WHAT IS BEING ASKED >> In the data below, locate each line with the word "title" and list it.
+++ RECORDS FOR THIS TASK
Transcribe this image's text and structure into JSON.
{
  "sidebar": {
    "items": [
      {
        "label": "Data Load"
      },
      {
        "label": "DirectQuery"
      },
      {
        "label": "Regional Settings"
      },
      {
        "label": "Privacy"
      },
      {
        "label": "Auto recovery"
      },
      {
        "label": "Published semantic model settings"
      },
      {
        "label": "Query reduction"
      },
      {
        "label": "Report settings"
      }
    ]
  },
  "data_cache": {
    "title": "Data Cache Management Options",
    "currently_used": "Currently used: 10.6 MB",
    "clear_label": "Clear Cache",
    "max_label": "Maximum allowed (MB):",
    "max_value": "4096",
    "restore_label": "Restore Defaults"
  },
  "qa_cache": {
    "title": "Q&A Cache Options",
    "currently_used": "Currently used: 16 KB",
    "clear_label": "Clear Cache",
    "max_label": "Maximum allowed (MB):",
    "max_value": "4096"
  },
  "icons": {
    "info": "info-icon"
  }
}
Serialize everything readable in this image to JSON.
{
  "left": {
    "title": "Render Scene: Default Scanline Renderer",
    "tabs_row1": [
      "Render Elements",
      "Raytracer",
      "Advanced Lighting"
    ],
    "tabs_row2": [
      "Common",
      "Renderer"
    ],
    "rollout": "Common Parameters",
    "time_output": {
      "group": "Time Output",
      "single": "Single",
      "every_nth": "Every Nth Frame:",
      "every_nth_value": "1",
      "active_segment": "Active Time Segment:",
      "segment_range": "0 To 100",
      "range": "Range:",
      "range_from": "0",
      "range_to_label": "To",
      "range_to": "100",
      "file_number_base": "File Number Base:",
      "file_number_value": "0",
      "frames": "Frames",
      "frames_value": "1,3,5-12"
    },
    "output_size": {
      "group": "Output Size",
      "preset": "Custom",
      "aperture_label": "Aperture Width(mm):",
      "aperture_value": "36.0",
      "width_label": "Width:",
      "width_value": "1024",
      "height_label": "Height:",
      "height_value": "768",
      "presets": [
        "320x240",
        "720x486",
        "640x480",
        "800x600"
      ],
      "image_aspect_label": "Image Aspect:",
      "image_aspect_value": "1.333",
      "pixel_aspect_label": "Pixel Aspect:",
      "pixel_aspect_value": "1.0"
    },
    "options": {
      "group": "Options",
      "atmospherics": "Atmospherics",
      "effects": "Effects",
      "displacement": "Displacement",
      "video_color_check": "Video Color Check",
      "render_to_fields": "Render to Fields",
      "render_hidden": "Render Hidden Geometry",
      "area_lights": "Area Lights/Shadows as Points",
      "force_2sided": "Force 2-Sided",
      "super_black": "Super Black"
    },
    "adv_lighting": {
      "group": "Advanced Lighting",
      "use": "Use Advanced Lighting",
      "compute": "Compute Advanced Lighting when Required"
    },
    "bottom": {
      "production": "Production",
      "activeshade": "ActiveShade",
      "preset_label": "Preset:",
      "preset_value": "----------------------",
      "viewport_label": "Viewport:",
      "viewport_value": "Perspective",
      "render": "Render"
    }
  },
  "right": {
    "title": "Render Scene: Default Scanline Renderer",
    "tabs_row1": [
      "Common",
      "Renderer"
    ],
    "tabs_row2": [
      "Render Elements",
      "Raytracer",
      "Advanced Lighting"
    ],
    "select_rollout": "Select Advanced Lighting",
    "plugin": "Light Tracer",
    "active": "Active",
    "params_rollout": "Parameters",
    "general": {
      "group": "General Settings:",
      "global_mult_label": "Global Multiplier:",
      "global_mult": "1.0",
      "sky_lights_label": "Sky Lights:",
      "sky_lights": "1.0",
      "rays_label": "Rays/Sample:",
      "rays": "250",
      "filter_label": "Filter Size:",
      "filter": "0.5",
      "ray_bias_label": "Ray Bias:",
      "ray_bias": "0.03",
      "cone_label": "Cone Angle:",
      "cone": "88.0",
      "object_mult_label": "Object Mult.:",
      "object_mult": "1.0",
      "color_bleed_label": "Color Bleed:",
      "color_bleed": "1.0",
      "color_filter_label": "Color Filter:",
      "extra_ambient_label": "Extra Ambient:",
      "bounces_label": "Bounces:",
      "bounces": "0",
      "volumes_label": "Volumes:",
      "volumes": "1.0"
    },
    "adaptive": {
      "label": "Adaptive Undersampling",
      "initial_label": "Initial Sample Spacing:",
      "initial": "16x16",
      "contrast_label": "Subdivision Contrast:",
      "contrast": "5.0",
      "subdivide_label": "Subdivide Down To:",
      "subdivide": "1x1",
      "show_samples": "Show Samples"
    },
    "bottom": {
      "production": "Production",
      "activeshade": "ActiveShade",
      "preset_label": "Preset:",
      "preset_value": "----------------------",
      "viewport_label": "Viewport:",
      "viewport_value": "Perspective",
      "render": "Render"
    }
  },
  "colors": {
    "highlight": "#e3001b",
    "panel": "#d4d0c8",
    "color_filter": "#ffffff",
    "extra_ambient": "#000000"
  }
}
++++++
ANSWER FOR THIS EXERCISE >>
    "title": "Data Cache Management Options",
    "title": "Q&A Cache Options",
    "title": "Render Scene: Default Scanline Renderer",
    "title": "Render Scene: Default Scanline Renderer",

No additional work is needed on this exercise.